Hickling used to be a junction, but the train no longer passes through Hickling the new pre-fabricated building crossing the old route. The other side of this junction, now only serves the plant of Pont’s Mill (Ahern County’s Own.) Cars are switched into selected positions, determined randomly. The operator has to find the needed cars in the trains in the fiddle yard. A chat to the person at the throttle will reveal all. Do feel free to ask about the layout: how the buildings all came from Google, the supposed working of that odd bridge, or any
To the best of my knowledge there is a Titling in southern Germany, but this bears no resemblance to the town what so ever! The layout started life as a collection of boards that were intended for another project. Hence the shape.
It dose however give the layout a slightly different look to the standard straight line fronted models! Its mainly a diesel line, so V200’s, V100’s are the norm. Also on the roster are V80, VT12, 218 and the odd steamer. All with sound.
Coaching stock varies from the 3YG and 4YG types to eurofima and Silverfish. Freight is a varied mix.
Control is by Lenz DCC. The points and signals are controlled by a mimic board, with slow action motors on the scenic section and solenoid on the fiddle yard.
All the buildings are from the Faller range, with the exception of the goods shed which is a Laser cut wood kit. D+M I think!
Normandy Junc Shed & Works is loosely based on southern structures including the water tower and cranes. Southern and Western locos normally prevail but any members’ locos can be seen running from all regions from the 1940’s to the late 1960’s.
This is a large O gauge layout including part of an engine shed and nearby works. It was decided some 2years ago that there may be some mileage in developing the engine shed as a stand-alone and extending it by adding an entrance to a railway works by way of a traverser fed by a through line via the engine shed. This all gives more scope for loco movements in and out of the mainline via the turntable and in and out of the works. This is all made possible by having a hidden fiddle cassette area to distribute locos in either direction. This whole concept allows ex works condition locos to rub shoulders with the downright filthy.
Below are some of the traders attending this year’s show.
The South Hants area group from Model Electronic Railway Group will be attending this years show with more demonstration layouts and will also be running some soldering lessons.
Please contact us if you have any queries regarding the show. We look forward to seeing you in September!
Luttrell made an appearance at the SRP Toy & Train Fair at The Charmandean Centre in Worthing this weekend.
Arunvale made an appearance at the SRP Toy & Train Fair at The Charmandean Centre in Worthing.
A bare piece of grass!

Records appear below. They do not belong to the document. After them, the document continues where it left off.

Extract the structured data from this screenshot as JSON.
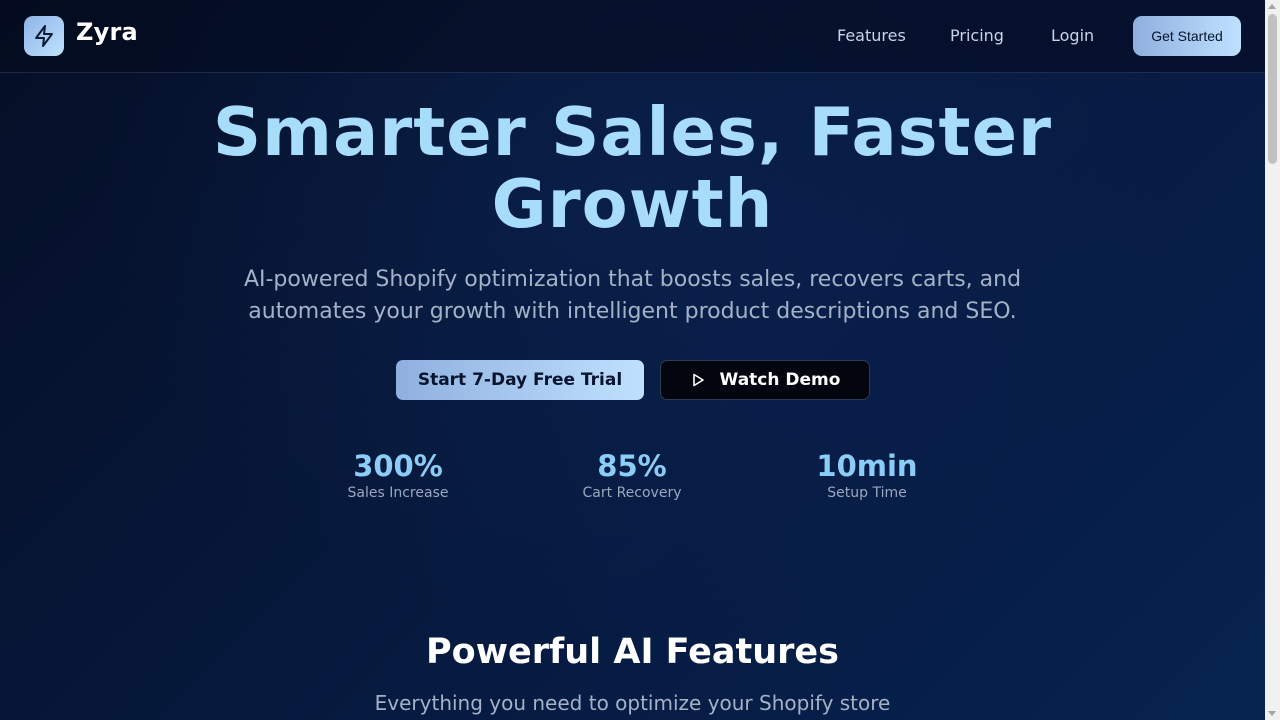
{
  "brand": {
    "name": "Zyra",
    "logo_icon": "lightning-bolt-icon"
  },
  "nav": {
    "items": [
      {
        "label": "Features"
      },
      {
        "label": "Pricing"
      },
      {
        "label": "Login"
      }
    ],
    "cta_label": "Get Started"
  },
  "hero": {
    "title_line1": "Smarter Sales, Faster",
    "title_line2": "Growth",
    "subtitle_line1": "AI-powered Shopify optimization that boosts sales, recovers carts, and",
    "subtitle_line2": "automates your growth with intelligent product descriptions and SEO.",
    "primary_cta": "Start 7-Day Free Trial",
    "secondary_cta": "Watch Demo",
    "secondary_cta_icon": "play-icon"
  },
  "stats": [
    {
      "value": "300%",
      "label": "Sales Increase"
    },
    {
      "value": "85%",
      "label": "Cart Recovery"
    },
    {
      "value": "10min",
      "label": "Setup Time"
    }
  ],
  "features": {
    "title": "Powerful AI Features",
    "subtitle": "Everything you need to optimize your Shopify store"
  },
  "colors": {
    "background": "#061a40",
    "accent_light": "#bfe1ff",
    "accent_dark": "#8fb0de",
    "title": "#a8dcfb",
    "stat_value": "#8ccdf7"
  }
}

Watch for future developments.
The Southdown Cavalier coach has been modified with working lights. On route to John O' Groats, it has a long way to go...

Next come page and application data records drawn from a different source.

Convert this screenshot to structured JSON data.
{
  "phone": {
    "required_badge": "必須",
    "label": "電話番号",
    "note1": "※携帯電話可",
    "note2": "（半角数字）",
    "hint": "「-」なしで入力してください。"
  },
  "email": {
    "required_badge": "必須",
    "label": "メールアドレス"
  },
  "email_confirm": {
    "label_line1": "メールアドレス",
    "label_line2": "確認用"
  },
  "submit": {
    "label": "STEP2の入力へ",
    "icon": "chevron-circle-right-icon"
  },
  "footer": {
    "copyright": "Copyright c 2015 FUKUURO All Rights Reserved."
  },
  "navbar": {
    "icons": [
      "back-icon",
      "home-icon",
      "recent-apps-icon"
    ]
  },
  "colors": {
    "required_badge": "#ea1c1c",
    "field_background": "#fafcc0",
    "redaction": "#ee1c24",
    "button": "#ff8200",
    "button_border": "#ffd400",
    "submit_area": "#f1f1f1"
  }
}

Passengers are now able to get across to the island platforms by footbridge.